Given data:

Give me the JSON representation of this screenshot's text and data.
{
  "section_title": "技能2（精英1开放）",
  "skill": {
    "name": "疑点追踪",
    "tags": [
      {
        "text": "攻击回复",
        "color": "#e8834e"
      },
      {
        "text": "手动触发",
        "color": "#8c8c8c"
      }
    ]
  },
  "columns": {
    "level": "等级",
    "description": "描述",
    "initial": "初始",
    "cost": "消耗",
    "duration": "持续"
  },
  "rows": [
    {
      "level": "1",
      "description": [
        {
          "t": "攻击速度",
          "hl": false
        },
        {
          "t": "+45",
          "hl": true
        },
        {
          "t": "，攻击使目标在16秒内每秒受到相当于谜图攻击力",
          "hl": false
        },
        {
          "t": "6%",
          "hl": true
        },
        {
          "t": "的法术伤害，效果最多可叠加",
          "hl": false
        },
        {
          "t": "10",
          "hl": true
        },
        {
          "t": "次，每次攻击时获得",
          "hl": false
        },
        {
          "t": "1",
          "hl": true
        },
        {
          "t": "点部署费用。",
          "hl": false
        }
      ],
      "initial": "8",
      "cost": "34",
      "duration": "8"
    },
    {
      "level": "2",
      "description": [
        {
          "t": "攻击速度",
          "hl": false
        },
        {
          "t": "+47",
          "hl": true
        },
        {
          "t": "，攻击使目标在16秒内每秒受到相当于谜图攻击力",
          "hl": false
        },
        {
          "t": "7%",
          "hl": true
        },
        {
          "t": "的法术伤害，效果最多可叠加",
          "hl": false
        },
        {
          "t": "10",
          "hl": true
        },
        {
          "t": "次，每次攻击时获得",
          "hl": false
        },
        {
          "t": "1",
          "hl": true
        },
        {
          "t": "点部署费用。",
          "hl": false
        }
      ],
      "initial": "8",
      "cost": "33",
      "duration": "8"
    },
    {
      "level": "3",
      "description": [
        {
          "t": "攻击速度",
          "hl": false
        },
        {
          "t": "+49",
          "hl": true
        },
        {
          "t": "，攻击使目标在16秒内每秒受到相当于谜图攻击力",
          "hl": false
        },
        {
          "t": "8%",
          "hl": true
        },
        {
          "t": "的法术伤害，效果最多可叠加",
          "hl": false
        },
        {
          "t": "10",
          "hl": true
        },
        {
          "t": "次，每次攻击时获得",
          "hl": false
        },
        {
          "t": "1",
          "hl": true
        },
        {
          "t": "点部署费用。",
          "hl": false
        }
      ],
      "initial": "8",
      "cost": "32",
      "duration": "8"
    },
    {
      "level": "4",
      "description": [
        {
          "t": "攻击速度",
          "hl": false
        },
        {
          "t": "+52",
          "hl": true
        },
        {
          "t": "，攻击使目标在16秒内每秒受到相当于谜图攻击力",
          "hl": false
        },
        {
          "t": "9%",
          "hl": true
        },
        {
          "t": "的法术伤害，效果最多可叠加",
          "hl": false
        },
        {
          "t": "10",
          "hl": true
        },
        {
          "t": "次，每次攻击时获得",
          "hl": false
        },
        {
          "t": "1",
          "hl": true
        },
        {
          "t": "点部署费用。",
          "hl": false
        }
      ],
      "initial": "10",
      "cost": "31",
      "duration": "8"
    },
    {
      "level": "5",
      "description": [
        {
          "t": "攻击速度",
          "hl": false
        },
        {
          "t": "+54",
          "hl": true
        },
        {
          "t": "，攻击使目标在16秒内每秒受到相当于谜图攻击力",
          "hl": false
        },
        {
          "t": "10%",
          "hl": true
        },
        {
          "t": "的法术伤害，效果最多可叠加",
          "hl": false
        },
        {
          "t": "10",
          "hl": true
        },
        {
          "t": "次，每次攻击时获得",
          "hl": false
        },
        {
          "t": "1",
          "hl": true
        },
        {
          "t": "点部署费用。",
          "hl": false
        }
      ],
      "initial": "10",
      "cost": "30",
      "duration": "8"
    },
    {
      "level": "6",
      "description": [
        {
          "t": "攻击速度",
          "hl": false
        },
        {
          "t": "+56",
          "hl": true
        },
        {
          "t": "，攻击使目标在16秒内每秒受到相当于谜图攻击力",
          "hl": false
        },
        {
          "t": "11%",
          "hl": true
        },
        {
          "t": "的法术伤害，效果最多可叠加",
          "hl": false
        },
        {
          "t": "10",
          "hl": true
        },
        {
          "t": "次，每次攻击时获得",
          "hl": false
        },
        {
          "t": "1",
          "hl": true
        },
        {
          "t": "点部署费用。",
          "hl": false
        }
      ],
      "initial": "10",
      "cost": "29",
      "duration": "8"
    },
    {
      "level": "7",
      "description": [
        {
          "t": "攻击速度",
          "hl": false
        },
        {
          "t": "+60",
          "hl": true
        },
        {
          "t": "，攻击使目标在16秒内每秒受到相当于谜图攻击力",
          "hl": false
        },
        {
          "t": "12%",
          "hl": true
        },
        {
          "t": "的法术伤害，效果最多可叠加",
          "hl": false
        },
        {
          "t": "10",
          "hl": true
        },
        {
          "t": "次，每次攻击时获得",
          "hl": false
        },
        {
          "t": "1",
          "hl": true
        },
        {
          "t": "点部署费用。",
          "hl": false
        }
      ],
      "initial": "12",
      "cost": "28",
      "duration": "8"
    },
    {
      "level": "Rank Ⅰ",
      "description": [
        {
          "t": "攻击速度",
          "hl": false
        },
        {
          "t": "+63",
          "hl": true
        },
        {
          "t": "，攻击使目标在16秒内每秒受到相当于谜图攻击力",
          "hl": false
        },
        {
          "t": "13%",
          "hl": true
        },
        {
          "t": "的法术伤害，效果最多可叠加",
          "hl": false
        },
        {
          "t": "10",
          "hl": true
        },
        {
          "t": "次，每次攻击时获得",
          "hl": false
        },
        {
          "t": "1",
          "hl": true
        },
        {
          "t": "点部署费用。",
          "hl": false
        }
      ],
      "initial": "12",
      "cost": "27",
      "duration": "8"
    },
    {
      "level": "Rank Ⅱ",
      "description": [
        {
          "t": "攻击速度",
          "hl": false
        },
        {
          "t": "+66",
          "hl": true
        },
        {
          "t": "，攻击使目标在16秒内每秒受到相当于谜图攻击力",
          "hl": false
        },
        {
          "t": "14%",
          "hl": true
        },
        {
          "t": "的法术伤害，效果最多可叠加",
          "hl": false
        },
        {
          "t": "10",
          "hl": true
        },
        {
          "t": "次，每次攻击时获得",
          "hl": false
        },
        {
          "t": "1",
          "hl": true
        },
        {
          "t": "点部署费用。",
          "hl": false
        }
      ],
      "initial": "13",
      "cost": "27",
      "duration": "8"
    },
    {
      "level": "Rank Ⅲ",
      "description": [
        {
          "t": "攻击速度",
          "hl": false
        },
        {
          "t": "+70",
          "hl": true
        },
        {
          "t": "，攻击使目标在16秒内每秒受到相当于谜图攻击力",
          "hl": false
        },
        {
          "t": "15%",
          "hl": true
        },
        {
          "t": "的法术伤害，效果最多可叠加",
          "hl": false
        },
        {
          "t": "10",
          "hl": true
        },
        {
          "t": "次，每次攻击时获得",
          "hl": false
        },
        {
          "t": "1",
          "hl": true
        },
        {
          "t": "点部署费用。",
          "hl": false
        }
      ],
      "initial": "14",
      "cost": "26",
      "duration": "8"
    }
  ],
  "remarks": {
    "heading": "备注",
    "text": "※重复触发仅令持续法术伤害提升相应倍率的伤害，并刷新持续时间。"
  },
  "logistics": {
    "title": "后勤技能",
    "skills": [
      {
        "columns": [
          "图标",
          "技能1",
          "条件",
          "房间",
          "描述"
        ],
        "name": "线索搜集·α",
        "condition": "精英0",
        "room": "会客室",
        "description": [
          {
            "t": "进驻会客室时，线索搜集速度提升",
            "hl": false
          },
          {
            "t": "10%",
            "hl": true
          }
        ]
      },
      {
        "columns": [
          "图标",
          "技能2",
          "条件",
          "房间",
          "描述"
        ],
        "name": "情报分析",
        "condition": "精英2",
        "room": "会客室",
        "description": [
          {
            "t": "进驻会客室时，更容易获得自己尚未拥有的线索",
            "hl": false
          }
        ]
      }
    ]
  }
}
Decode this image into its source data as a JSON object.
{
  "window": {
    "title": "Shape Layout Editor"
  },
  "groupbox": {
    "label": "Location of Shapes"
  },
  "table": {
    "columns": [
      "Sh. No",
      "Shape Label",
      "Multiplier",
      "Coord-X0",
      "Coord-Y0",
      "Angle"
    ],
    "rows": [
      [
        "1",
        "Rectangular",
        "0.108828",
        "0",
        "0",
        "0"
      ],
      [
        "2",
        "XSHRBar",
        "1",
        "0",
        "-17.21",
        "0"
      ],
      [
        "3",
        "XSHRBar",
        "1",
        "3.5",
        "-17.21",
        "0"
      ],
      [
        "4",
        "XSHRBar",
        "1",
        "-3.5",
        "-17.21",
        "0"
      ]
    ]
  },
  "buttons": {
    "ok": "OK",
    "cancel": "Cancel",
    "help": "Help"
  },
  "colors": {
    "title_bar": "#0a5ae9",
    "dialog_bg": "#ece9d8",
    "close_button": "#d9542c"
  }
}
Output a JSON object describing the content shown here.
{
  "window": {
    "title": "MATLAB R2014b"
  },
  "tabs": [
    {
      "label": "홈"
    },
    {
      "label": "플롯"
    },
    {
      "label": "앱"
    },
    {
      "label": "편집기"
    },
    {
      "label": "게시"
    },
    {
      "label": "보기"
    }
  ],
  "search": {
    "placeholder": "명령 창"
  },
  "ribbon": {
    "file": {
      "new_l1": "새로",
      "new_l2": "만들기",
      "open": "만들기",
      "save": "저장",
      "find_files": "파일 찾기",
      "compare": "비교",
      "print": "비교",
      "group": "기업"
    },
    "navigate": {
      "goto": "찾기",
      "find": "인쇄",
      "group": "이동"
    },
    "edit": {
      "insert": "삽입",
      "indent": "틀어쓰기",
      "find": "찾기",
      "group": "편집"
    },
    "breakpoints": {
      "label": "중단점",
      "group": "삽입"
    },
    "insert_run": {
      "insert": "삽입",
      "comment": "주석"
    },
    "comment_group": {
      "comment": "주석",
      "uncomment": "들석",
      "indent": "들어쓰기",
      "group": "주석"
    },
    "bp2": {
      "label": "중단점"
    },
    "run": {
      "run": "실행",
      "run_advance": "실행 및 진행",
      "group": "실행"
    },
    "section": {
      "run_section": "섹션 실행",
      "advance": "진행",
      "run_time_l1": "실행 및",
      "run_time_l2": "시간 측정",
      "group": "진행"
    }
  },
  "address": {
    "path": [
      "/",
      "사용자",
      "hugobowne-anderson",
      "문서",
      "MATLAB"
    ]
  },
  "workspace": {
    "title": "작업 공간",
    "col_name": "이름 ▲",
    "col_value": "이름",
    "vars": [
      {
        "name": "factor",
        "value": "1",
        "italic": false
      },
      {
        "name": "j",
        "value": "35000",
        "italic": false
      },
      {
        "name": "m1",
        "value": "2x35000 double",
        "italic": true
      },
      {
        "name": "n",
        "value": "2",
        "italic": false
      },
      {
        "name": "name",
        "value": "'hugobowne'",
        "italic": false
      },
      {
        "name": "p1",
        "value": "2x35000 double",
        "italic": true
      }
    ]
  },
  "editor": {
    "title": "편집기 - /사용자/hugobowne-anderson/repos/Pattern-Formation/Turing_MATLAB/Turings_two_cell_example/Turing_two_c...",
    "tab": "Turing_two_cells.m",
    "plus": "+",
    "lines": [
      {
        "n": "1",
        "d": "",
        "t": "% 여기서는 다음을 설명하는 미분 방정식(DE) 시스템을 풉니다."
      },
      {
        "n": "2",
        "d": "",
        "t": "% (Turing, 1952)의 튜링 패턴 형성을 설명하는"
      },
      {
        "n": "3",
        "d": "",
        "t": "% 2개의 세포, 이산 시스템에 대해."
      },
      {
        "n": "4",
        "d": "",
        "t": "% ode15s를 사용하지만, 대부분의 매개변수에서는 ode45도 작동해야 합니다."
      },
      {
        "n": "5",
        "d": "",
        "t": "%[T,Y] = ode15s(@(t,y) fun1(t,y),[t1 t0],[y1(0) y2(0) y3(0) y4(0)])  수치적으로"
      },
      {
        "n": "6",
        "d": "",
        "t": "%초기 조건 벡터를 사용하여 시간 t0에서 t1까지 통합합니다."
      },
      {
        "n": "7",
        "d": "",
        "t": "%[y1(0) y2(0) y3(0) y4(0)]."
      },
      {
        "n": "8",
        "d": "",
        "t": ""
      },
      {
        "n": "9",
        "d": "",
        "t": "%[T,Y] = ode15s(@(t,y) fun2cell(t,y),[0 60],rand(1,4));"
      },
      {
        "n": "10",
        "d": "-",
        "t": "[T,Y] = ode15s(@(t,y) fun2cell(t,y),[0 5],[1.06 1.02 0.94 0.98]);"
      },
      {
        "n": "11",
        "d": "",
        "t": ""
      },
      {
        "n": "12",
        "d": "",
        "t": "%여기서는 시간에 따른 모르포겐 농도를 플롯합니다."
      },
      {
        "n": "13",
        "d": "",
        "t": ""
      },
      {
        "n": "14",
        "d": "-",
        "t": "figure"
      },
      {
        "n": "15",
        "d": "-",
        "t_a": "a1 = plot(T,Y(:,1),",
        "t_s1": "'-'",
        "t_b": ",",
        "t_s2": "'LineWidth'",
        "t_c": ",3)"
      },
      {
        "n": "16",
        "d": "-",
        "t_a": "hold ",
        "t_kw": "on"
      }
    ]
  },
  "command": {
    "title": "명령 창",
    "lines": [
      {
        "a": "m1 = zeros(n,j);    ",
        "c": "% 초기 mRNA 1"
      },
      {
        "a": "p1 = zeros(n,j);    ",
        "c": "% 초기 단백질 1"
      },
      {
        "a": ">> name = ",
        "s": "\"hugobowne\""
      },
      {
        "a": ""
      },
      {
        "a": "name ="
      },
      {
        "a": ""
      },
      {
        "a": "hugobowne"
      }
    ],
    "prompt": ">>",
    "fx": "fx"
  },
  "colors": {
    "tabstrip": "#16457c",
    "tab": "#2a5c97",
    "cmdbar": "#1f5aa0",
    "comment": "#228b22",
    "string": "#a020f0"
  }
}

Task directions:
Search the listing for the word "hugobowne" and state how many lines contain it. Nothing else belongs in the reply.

Solution to this task:
5